▶ **Prompt**: Here are some records; copy every line that holds the word "Output".

-=-=-

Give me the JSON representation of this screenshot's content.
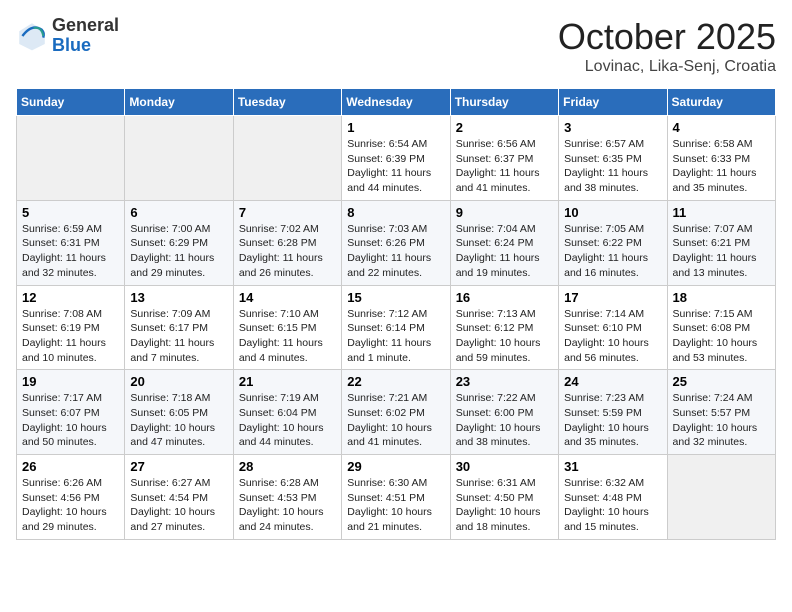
{
  "header": {
    "logo_general": "General",
    "logo_blue": "Blue",
    "month_title": "October 2025",
    "subtitle": "Lovinac, Lika-Senj, Croatia"
  },
  "calendar": {
    "weekdays": [
      "Sunday",
      "Monday",
      "Tuesday",
      "Wednesday",
      "Thursday",
      "Friday",
      "Saturday"
    ],
    "rows": [
      [
        {
          "day": "",
          "info": ""
        },
        {
          "day": "",
          "info": ""
        },
        {
          "day": "",
          "info": ""
        },
        {
          "day": "1",
          "info": "Sunrise: 6:54 AM\nSunset: 6:39 PM\nDaylight: 11 hours and 44 minutes."
        },
        {
          "day": "2",
          "info": "Sunrise: 6:56 AM\nSunset: 6:37 PM\nDaylight: 11 hours and 41 minutes."
        },
        {
          "day": "3",
          "info": "Sunrise: 6:57 AM\nSunset: 6:35 PM\nDaylight: 11 hours and 38 minutes."
        },
        {
          "day": "4",
          "info": "Sunrise: 6:58 AM\nSunset: 6:33 PM\nDaylight: 11 hours and 35 minutes."
        }
      ],
      [
        {
          "day": "5",
          "info": "Sunrise: 6:59 AM\nSunset: 6:31 PM\nDaylight: 11 hours and 32 minutes."
        },
        {
          "day": "6",
          "info": "Sunrise: 7:00 AM\nSunset: 6:29 PM\nDaylight: 11 hours and 29 minutes."
        },
        {
          "day": "7",
          "info": "Sunrise: 7:02 AM\nSunset: 6:28 PM\nDaylight: 11 hours and 26 minutes."
        },
        {
          "day": "8",
          "info": "Sunrise: 7:03 AM\nSunset: 6:26 PM\nDaylight: 11 hours and 22 minutes."
        },
        {
          "day": "9",
          "info": "Sunrise: 7:04 AM\nSunset: 6:24 PM\nDaylight: 11 hours and 19 minutes."
        },
        {
          "day": "10",
          "info": "Sunrise: 7:05 AM\nSunset: 6:22 PM\nDaylight: 11 hours and 16 minutes."
        },
        {
          "day": "11",
          "info": "Sunrise: 7:07 AM\nSunset: 6:21 PM\nDaylight: 11 hours and 13 minutes."
        }
      ],
      [
        {
          "day": "12",
          "info": "Sunrise: 7:08 AM\nSunset: 6:19 PM\nDaylight: 11 hours and 10 minutes."
        },
        {
          "day": "13",
          "info": "Sunrise: 7:09 AM\nSunset: 6:17 PM\nDaylight: 11 hours and 7 minutes."
        },
        {
          "day": "14",
          "info": "Sunrise: 7:10 AM\nSunset: 6:15 PM\nDaylight: 11 hours and 4 minutes."
        },
        {
          "day": "15",
          "info": "Sunrise: 7:12 AM\nSunset: 6:14 PM\nDaylight: 11 hours and 1 minute."
        },
        {
          "day": "16",
          "info": "Sunrise: 7:13 AM\nSunset: 6:12 PM\nDaylight: 10 hours and 59 minutes."
        },
        {
          "day": "17",
          "info": "Sunrise: 7:14 AM\nSunset: 6:10 PM\nDaylight: 10 hours and 56 minutes."
        },
        {
          "day": "18",
          "info": "Sunrise: 7:15 AM\nSunset: 6:08 PM\nDaylight: 10 hours and 53 minutes."
        }
      ],
      [
        {
          "day": "19",
          "info": "Sunrise: 7:17 AM\nSunset: 6:07 PM\nDaylight: 10 hours and 50 minutes."
        },
        {
          "day": "20",
          "info": "Sunrise: 7:18 AM\nSunset: 6:05 PM\nDaylight: 10 hours and 47 minutes."
        },
        {
          "day": "21",
          "info": "Sunrise: 7:19 AM\nSunset: 6:04 PM\nDaylight: 10 hours and 44 minutes."
        },
        {
          "day": "22",
          "info": "Sunrise: 7:21 AM\nSunset: 6:02 PM\nDaylight: 10 hours and 41 minutes."
        },
        {
          "day": "23",
          "info": "Sunrise: 7:22 AM\nSunset: 6:00 PM\nDaylight: 10 hours and 38 minutes."
        },
        {
          "day": "24",
          "info": "Sunrise: 7:23 AM\nSunset: 5:59 PM\nDaylight: 10 hours and 35 minutes."
        },
        {
          "day": "25",
          "info": "Sunrise: 7:24 AM\nSunset: 5:57 PM\nDaylight: 10 hours and 32 minutes."
        }
      ],
      [
        {
          "day": "26",
          "info": "Sunrise: 6:26 AM\nSunset: 4:56 PM\nDaylight: 10 hours and 29 minutes."
        },
        {
          "day": "27",
          "info": "Sunrise: 6:27 AM\nSunset: 4:54 PM\nDaylight: 10 hours and 27 minutes."
        },
        {
          "day": "28",
          "info": "Sunrise: 6:28 AM\nSunset: 4:53 PM\nDaylight: 10 hours and 24 minutes."
        },
        {
          "day": "29",
          "info": "Sunrise: 6:30 AM\nSunset: 4:51 PM\nDaylight: 10 hours and 21 minutes."
        },
        {
          "day": "30",
          "info": "Sunrise: 6:31 AM\nSunset: 4:50 PM\nDaylight: 10 hours and 18 minutes."
        },
        {
          "day": "31",
          "info": "Sunrise: 6:32 AM\nSunset: 4:48 PM\nDaylight: 10 hours and 15 minutes."
        },
        {
          "day": "",
          "info": ""
        }
      ]
    ]
  }
}
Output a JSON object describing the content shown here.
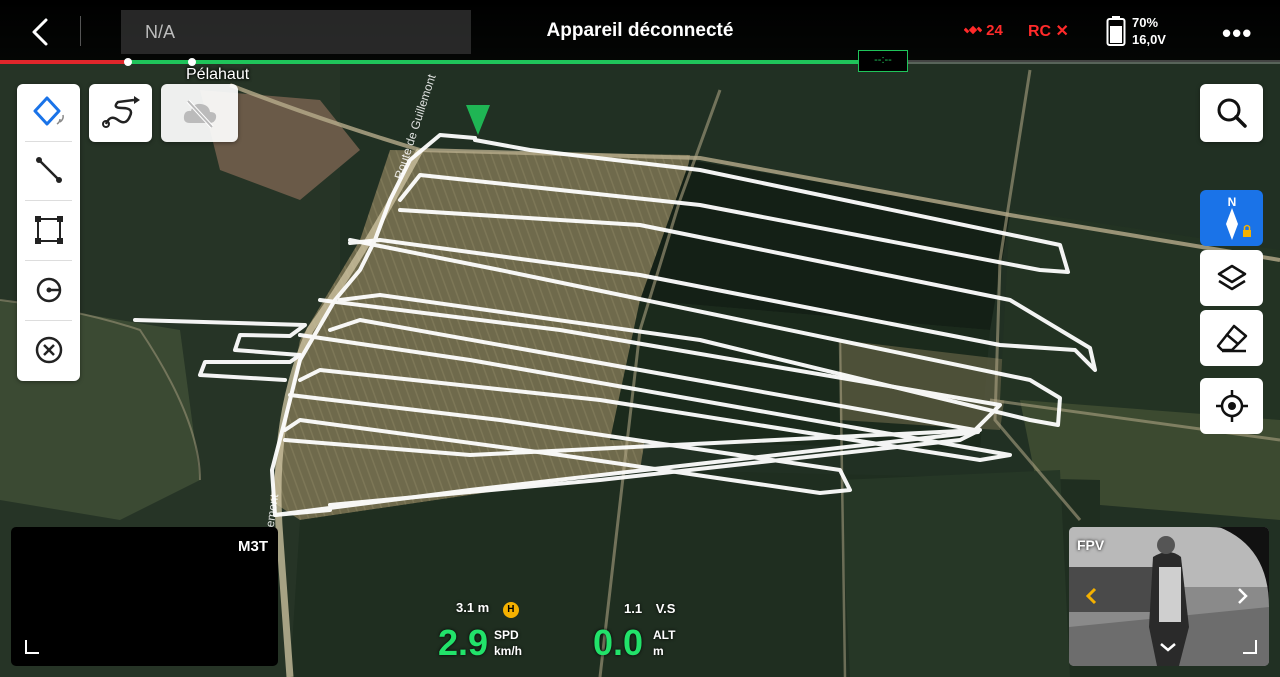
{
  "topbar": {
    "mode": "N/A",
    "status_title": "Appareil déconnecté",
    "gps_count": "24",
    "rc_status": "RC ✕",
    "battery_percent": "70%",
    "battery_voltage": "16,0V",
    "more_label": "•••",
    "progress_marker": "--:--"
  },
  "map": {
    "place_label": "Pélahaut",
    "road_label_1": "Route de Guillemont",
    "road_label_2": "de Guillemont"
  },
  "camera": {
    "label": "M3T"
  },
  "fpv": {
    "label": "FPV"
  },
  "telemetry": {
    "distance_value": "3.1 m",
    "home_badge": "H",
    "vs_value": "1.1",
    "vs_label": "V.S",
    "speed_value": "2.9",
    "speed_label": "SPD",
    "speed_unit": "km/h",
    "alt_value": "0.0",
    "alt_label": "ALT",
    "alt_unit": "m"
  },
  "colors": {
    "accent_green": "#22e26a",
    "alert_red": "#ff2a2a",
    "tool_blue": "#1a73e8",
    "home_yellow": "#f5b100"
  }
}
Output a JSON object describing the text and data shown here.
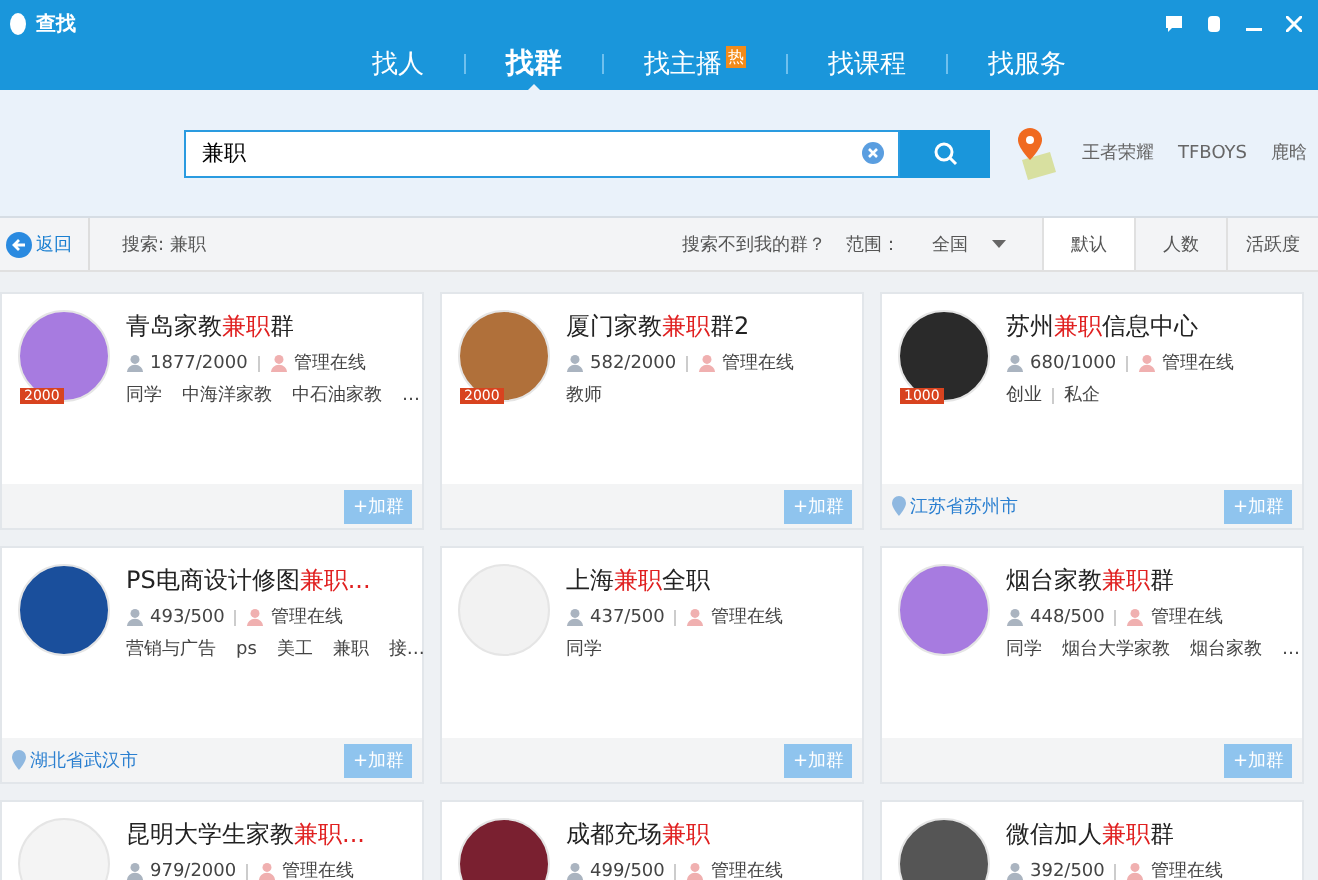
{
  "window": {
    "title": "查找"
  },
  "tabs": [
    {
      "label": "找人",
      "selected": false
    },
    {
      "label": "找群",
      "selected": true
    },
    {
      "label": "找主播",
      "selected": false,
      "badge": "热"
    },
    {
      "label": "找课程",
      "selected": false
    },
    {
      "label": "找服务",
      "selected": false
    }
  ],
  "search": {
    "value": "兼职"
  },
  "hot_keywords": [
    "王者荣耀",
    "TFBOYS",
    "鹿晗"
  ],
  "filter_bar": {
    "back": "返回",
    "query": "搜索: 兼职",
    "not_found": "搜索不到我的群？",
    "range_label": "范围：",
    "range_value": "全国",
    "sort_tabs": [
      {
        "label": "默认",
        "selected": true
      },
      {
        "label": "人数",
        "selected": false
      },
      {
        "label": "活跃度",
        "selected": false
      }
    ]
  },
  "groups": [
    {
      "title": [
        {
          "text": "青岛家教",
          "highlight": false
        },
        {
          "text": "兼职",
          "highlight": true
        },
        {
          "text": "群",
          "highlight": false
        }
      ],
      "color": "#a77be0",
      "badge": "2000",
      "members": "1877/2000",
      "admin": "管理在线",
      "tags": [
        "同学",
        "中海洋家教",
        "中石油家教",
        "…"
      ],
      "join": "+加群"
    },
    {
      "title": [
        {
          "text": "厦门家教",
          "highlight": false
        },
        {
          "text": "兼职",
          "highlight": true
        },
        {
          "text": "群2",
          "highlight": false
        }
      ],
      "color": "#b0703a",
      "badge": "2000",
      "members": "582/2000",
      "admin": "管理在线",
      "tags": [
        "教师"
      ],
      "join": "+加群"
    },
    {
      "title": [
        {
          "text": "苏州",
          "highlight": false
        },
        {
          "text": "兼职",
          "highlight": true
        },
        {
          "text": "信息中心",
          "highlight": false
        }
      ],
      "color": "#2a2a2a",
      "badge": "1000",
      "members": "680/1000",
      "admin": "管理在线",
      "tags": [
        "创业",
        "私企"
      ],
      "location": "江苏省苏州市",
      "join": "+加群"
    },
    {
      "title": [
        {
          "text": "PS电商设计修图",
          "highlight": false
        },
        {
          "text": "兼职...",
          "highlight": true
        }
      ],
      "color": "#1a4f9c",
      "members": "493/500",
      "admin": "管理在线",
      "tags": [
        "营销与广告",
        "ps",
        "美工",
        "兼职",
        "接…"
      ],
      "location": "湖北省武汉市",
      "join": "+加群"
    },
    {
      "title": [
        {
          "text": "上海",
          "highlight": false
        },
        {
          "text": "兼职",
          "highlight": true
        },
        {
          "text": "全职",
          "highlight": false
        }
      ],
      "color": "#f2f2f2",
      "members": "437/500",
      "admin": "管理在线",
      "tags": [
        "同学"
      ],
      "join": "+加群"
    },
    {
      "title": [
        {
          "text": "烟台家教",
          "highlight": false
        },
        {
          "text": "兼职",
          "highlight": true
        },
        {
          "text": "群",
          "highlight": false
        }
      ],
      "color": "#a77be0",
      "members": "448/500",
      "admin": "管理在线",
      "tags": [
        "同学",
        "烟台大学家教",
        "烟台家教",
        "…"
      ],
      "join": "+加群"
    },
    {
      "title": [
        {
          "text": "昆明大学生家教",
          "highlight": false
        },
        {
          "text": "兼职...",
          "highlight": true
        }
      ],
      "color": "#f4f4f4",
      "members": "979/2000",
      "admin": "管理在线"
    },
    {
      "title": [
        {
          "text": "成都充场",
          "highlight": false
        },
        {
          "text": "兼职",
          "highlight": true
        }
      ],
      "color": "#7a2030",
      "members": "499/500",
      "admin": "管理在线"
    },
    {
      "title": [
        {
          "text": "微信加人",
          "highlight": false
        },
        {
          "text": "兼职",
          "highlight": true
        },
        {
          "text": "群",
          "highlight": false
        }
      ],
      "color": "#555555",
      "members": "392/500",
      "admin": "管理在线"
    }
  ]
}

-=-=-

▶ **Response area**:
Output a JSON object describing the content shown here.
Output a JSON object describing the text and data shown here.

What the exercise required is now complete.